### Records shown ###

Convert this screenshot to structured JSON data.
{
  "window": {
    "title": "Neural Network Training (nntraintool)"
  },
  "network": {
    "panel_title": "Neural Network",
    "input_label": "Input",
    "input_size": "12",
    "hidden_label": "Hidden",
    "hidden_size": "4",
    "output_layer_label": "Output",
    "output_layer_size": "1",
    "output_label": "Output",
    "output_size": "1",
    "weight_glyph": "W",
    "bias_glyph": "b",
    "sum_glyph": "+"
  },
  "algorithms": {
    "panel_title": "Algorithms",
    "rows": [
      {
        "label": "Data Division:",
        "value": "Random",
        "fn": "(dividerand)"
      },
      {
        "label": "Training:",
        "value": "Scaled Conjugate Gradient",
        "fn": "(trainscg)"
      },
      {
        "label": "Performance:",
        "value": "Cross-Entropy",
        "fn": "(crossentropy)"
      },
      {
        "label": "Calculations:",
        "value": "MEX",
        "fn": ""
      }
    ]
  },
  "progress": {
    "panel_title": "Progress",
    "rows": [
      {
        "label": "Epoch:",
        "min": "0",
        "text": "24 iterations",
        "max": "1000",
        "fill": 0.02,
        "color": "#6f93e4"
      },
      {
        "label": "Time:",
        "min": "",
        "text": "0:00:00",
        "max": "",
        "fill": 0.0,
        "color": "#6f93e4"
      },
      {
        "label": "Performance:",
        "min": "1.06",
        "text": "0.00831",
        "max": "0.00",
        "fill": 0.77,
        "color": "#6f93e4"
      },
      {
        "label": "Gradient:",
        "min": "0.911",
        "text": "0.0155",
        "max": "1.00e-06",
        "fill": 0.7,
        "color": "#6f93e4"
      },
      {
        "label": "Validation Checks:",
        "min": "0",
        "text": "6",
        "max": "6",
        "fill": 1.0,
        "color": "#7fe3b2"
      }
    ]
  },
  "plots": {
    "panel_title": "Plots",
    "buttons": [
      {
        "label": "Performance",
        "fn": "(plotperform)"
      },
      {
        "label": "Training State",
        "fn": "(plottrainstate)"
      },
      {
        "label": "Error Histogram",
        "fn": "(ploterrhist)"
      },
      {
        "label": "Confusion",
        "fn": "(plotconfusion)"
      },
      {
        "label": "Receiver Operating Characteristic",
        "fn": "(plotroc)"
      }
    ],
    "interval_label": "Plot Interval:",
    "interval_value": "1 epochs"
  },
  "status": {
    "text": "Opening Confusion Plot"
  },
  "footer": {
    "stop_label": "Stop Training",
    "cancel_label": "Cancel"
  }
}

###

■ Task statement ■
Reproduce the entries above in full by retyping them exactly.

■ Result of this task ■
Convert this screenshot to structured JSON data.
{
  "window": {
    "title": "Neural Network Training (nntraintool)"
  },
  "network": {
    "panel_title": "Neural Network",
    "input_label": "Input",
    "input_size": "12",
    "hidden_label": "Hidden",
    "hidden_size": "4",
    "output_layer_label": "Output",
    "output_layer_size": "1",
    "output_label": "Output",
    "output_size": "1",
    "weight_glyph": "W",
    "bias_glyph": "b",
    "sum_glyph": "+"
  },
  "algorithms": {
    "panel_title": "Algorithms",
    "rows": [
      {
        "label": "Data Division:",
        "value": "Random",
        "fn": "(dividerand)"
      },
      {
        "label": "Training:",
        "value": "Scaled Conjugate Gradient",
        "fn": "(trainscg)"
      },
      {
        "label": "Performance:",
        "value": "Cross-Entropy",
        "fn": "(crossentropy)"
      },
      {
        "label": "Calculations:",
        "value": "MEX",
        "fn": ""
      }
    ]
  },
  "progress": {
    "panel_title": "Progress",
    "rows": [
      {
        "label": "Epoch:",
        "min": "0",
        "text": "24 iterations",
        "max": "1000",
        "fill": 0.02,
        "color": "#6f93e4"
      },
      {
        "label": "Time:",
        "min": "",
        "text": "0:00:00",
        "max": "",
        "fill": 0.0,
        "color": "#6f93e4"
      },
      {
        "label": "Performance:",
        "min": "1.06",
        "text": "0.00831",
        "max": "0.00",
        "fill": 0.77,
        "color": "#6f93e4"
      },
      {
        "label": "Gradient:",
        "min": "0.911",
        "text": "0.0155",
        "max": "1.00e-06",
        "fill": 0.7,
        "color": "#6f93e4"
      },
      {
        "label": "Validation Checks:",
        "min": "0",
        "text": "6",
        "max": "6",
        "fill": 1.0,
        "color": "#7fe3b2"
      }
    ]
  },
  "plots": {
    "panel_title": "Plots",
    "buttons": [
      {
        "label": "Performance",
        "fn": "(plotperform)"
      },
      {
        "label": "Training State",
        "fn": "(plottrainstate)"
      },
      {
        "label": "Error Histogram",
        "fn": "(ploterrhist)"
      },
      {
        "label": "Confusion",
        "fn": "(plotconfusion)"
      },
      {
        "label": "Receiver Operating Characteristic",
        "fn": "(plotroc)"
      }
    ],
    "interval_label": "Plot Interval:",
    "interval_value": "1 epochs"
  },
  "status": {
    "text": "Opening Confusion Plot"
  },
  "footer": {
    "stop_label": "Stop Training",
    "cancel_label": "Cancel"
  }
}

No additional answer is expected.